In the movie Good Will Hunting, when Skylar proposes the idea of going for coffee, Will Hunting replies: “Or we could sit around and eat a bunch of caramels. …when you think about it, it’s just as arbitrary as drinking coffee.”
Aren’t we bored with the dating status quo? The first get-to-know-you-better encounter typically revolves around coffee, and the first official date is dinner and a movie. I once went on three first dates in two weeks and each time, I followed the formula. The words “coffee,” “dinner,” and “movie” habitually fell from my lips, as unstoppable as a bodily function. This approach began to feel like a chore, which clashed with the very nature of a first date.
First dates are supposed to be about discovery. They’re supposed to give us a glimpse of the other’s true persona. But will we accomplish this while eating another ho-hum dinner or awkwardly sitting next to one another while a movie blares? First dates are indeed adventures, so maybe we should start treating them as such.

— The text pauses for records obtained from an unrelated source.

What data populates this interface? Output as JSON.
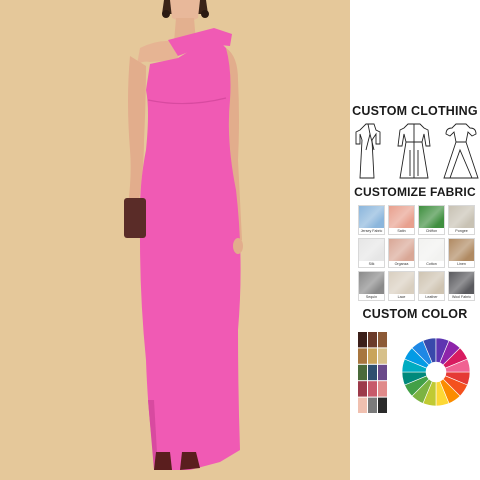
{
  "product": {
    "dress_color": "#f05ab4",
    "background_color": "#e5c89a",
    "clutch_color": "#5a2c28"
  },
  "headings": {
    "custom_clothing": "CUSTOM CLOTHING",
    "customize_fabric": "CUSTOMIZE FABRIC",
    "custom_color": "CUSTOM COLOR"
  },
  "fabrics": [
    {
      "label": "Jersey Fabric",
      "color": "#8bb6dc"
    },
    {
      "label": "Satin",
      "color": "#e8a08e"
    },
    {
      "label": "Chiffon",
      "color": "#3f8f3f"
    },
    {
      "label": "Pongee",
      "color": "#c8c2b4"
    },
    {
      "label": "Silk",
      "color": "#e6e6e6"
    },
    {
      "label": "Organza",
      "color": "#d9a796"
    },
    {
      "label": "Cotton",
      "color": "#f2f2f0"
    },
    {
      "label": "Linen",
      "color": "#b08a62"
    },
    {
      "label": "Sequin",
      "color": "#8a8a8a"
    },
    {
      "label": "Lace",
      "color": "#d9cfc0"
    },
    {
      "label": "Leather",
      "color": "#cfc4b2"
    },
    {
      "label": "Wool Fabric",
      "color": "#5a5a5e"
    }
  ],
  "thread_colors": [
    "#3b1f1a",
    "#6b3b2a",
    "#8c5a36",
    "#a7763f",
    "#c9a45a",
    "#d6c08a",
    "#4a6a3a",
    "#2f4f6f",
    "#6a4a8a",
    "#9c3a4a",
    "#c75a6a",
    "#e08a8a",
    "#f0c0b0",
    "#7a7a7a",
    "#2a2a2a"
  ],
  "wheel_colors": [
    "#e53935",
    "#f4511e",
    "#fb8c00",
    "#fdd835",
    "#c0ca33",
    "#7cb342",
    "#43a047",
    "#00897b",
    "#00acc1",
    "#039be5",
    "#1e88e5",
    "#3949ab",
    "#5e35b1",
    "#8e24aa",
    "#d81b60",
    "#f06292"
  ]
}
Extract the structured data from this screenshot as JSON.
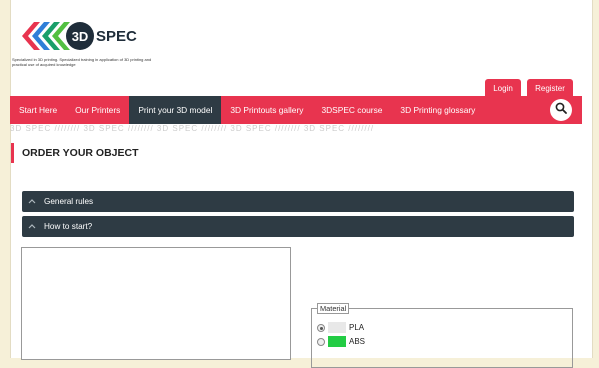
{
  "logo": {
    "text_3d": "3D",
    "text_spec": "SPEC",
    "tagline": "Specialized in 3D printing. Specialized training in application of 3D printing and practical use of acquired knowledge"
  },
  "auth": {
    "login_label": "Login",
    "register_label": "Register"
  },
  "nav": {
    "items": [
      {
        "label": "Start Here"
      },
      {
        "label": "Our Printers"
      },
      {
        "label": "Print your 3D model"
      },
      {
        "label": "3D Printouts gallery"
      },
      {
        "label": "3DSPEC course"
      },
      {
        "label": "3D Printing glossary"
      }
    ],
    "active_index": 2,
    "search_icon": "search-icon"
  },
  "watermark": "3D SPEC //////// 3D SPEC //////// 3D SPEC //////// 3D SPEC //////// 3D SPEC ////////",
  "page": {
    "title": "ORDER YOUR OBJECT"
  },
  "accordion": [
    {
      "label": "General rules"
    },
    {
      "label": "How to start?"
    }
  ],
  "material": {
    "legend": "Material",
    "options": [
      {
        "label": "PLA",
        "swatch": "#e8e8e8",
        "checked": true
      },
      {
        "label": "ABS",
        "swatch": "#22cc44",
        "checked": false
      }
    ]
  },
  "colors": {
    "brand_red": "#e8344f",
    "dark_nav": "#2e3b44"
  }
}
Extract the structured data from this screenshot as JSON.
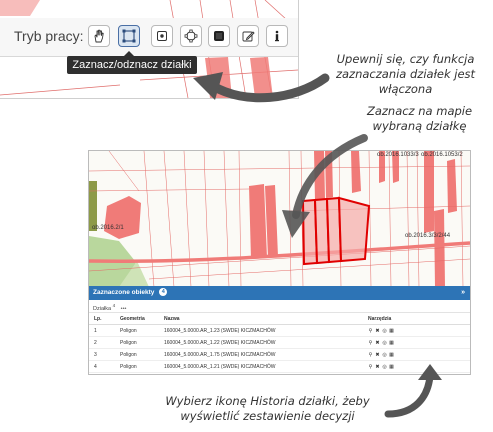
{
  "toolbar": {
    "mode_label": "Tryb pracy:",
    "tooltip": "Zaznacz/odznacz działki",
    "buttons": [
      {
        "icon": "hand-icon"
      },
      {
        "icon": "select-parcel-icon",
        "active": true
      },
      {
        "icon": "point-select-icon"
      },
      {
        "icon": "polygon-select-icon"
      },
      {
        "icon": "square-stop-icon"
      },
      {
        "icon": "edit-icon"
      },
      {
        "icon": "info-icon"
      }
    ]
  },
  "notes": {
    "note1": "Upewnij się, czy funkcja\nzaznaczania działek jest włączona",
    "note2": "Zaznacz na mapie\nwybraną działkę",
    "note3": "Wybierz ikonę Historia działki, żeby\nwyświetlić zestawienie decyzji"
  },
  "map": {
    "labels": {
      "l1": "ob.2016.2/1",
      "l2": "ob.2016.1033/3",
      "l3": "ob.2016.1053/2",
      "l4": "ob.2016.3/3/2/44"
    }
  },
  "panel": {
    "title": "Zaznaczone obiekty",
    "count": "4",
    "tab": "Działka",
    "tab_count": "4",
    "tab_menu": "•••",
    "columns": [
      "Lp.",
      "Geometria",
      "Nazwa",
      "Narzędzia"
    ],
    "rows": [
      {
        "lp": "1",
        "geom": "Poligon",
        "name": "160004_5.0000.AR_1.23 (SWDE) KICZMACHÓW"
      },
      {
        "lp": "2",
        "geom": "Poligon",
        "name": "160004_5.0000.AR_1.22 (SWDE) KICZMACHÓW"
      },
      {
        "lp": "3",
        "geom": "Poligon",
        "name": "160004_5.0000.AR_1.75 (SWDE) KICZMACHÓW"
      },
      {
        "lp": "4",
        "geom": "Poligon",
        "name": "160004_5.0000.AR_1.21 (SWDE) KICZMACHÓW"
      }
    ],
    "tool_icons": [
      "zoom-icon",
      "remove-icon",
      "locate-icon",
      "history-icon"
    ]
  },
  "colors": {
    "accent": "#2d74b6",
    "parcel_fill": "#f07b78",
    "parcel_line": "#e0433f",
    "selection": "#e00000"
  }
}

Think outside the box. Take a ride in a hot air balloon on your first date. Hop in a kayak. Go hiking, sailing, or go-karting. If you want the thrill ride of your life (and you’ve got a few thousand bucks to spare), you could even jump in a fighter jet. Of course, it’s best for both parties to choose together; surprising your date with a hot-air balloon ride will go over like a lead balloon if he or she is deathly afraid of heights.
If your first meeting—perhaps over an unassuming coffee—is going well, you could brainstorm together. Break out the bucket lists and compare them; if there’s something both of you have always wanted to try, give it a whirl. The simple act of collaborating and deciding on an activity will bring you closer. If you’re especially ambitious and you’re both active types, you might want to give rock climbing a try. Rock Climbing in a Weekend by Malcolm Creasey (Lorenz Books, 2014) a step-by-step guide for beginners and enthusiasts alike, is a tremendous resource.
However, regardless of what you choose, one expert recommends that you don’t dive in alone. Said Mark Wagstaff, Ed.D., Professor of Recreation, Parks, and Tourism at Radford University:
“I think it’s a fantastic idea but my strongest advice would be to bring along a qualified guide. I used to work in whitewater rafting, where we’d take families and couples out in canoes. We used to call those canoes ‘divorce boats’ because even if a couple gets along really well, there’s this dynamic that happens when they’re out there: ‘Why aren’t you keeping it straight,’ ‘this is your fault,’ etc. And with a first date, there’s maybe a lack of confidence and you don’t want to look silly or stupid.
“That’s why you want an expert leading these types of activities; it’s worth the money and time. They can help you navigate the issues and give you a really positive outdoor experience. You might even make a lifetime sport out of it but without that guide, it’s like Russian Roulette if you’re out there with someone for the first time. Maybe it’ll be great; maybe it’ll turn out to be a ‘divorce boat.’”
I figured the active approach to a first date would tell us a great deal about our partner. Wagstaff agreed and added— “Absolutely; their personality really comes out if you participate in an adventure-based activity.” This is precisely what we need in the dating scene: A vigorous shake-up to bring our true natures to light!
Kierkegaard once wrote, “It seems essential, in relationships and all tasks, that we concentrate only on what is most significant and important.” Where is the significance in the same ol’ mechanical first date? If we’re going to embrace all that life has to offer and if we believe that first dates are essential life experiences, we need to step up. We all desire intimacy and closeness and yet, we all have stories akin to Intimacy Idiot by Isaac Oliver (Scribner, 2015). Sure, such stories are amusing but after a while, you start to pine for the Disney-esque connection. So, get out there and “do”!
Canoeing, hiking, ballooning, go-karting, laser tag; it’s out there, just waiting to be sampled. If it’s your first time, even better. One first begets another. And you might just be talking about both for years to come.
BEN S. DUTKA figured it all out too late. He got his degree in Psychology and realized years later that he wanted to write for a living. He now has 16+ years of digital and print journalism experience and currently entertains an ongoing love affair with the greatest literary classics (he savored every page of “War and Peace” and thought it could’ve been longer, and he will finish Proust’s “In Search of Lost Time”). He also loves crossword puzzles, tennis, the outdoors, and working on numerous novels. One of these days, one will get picked up…and when it does, the world will make a little more sense.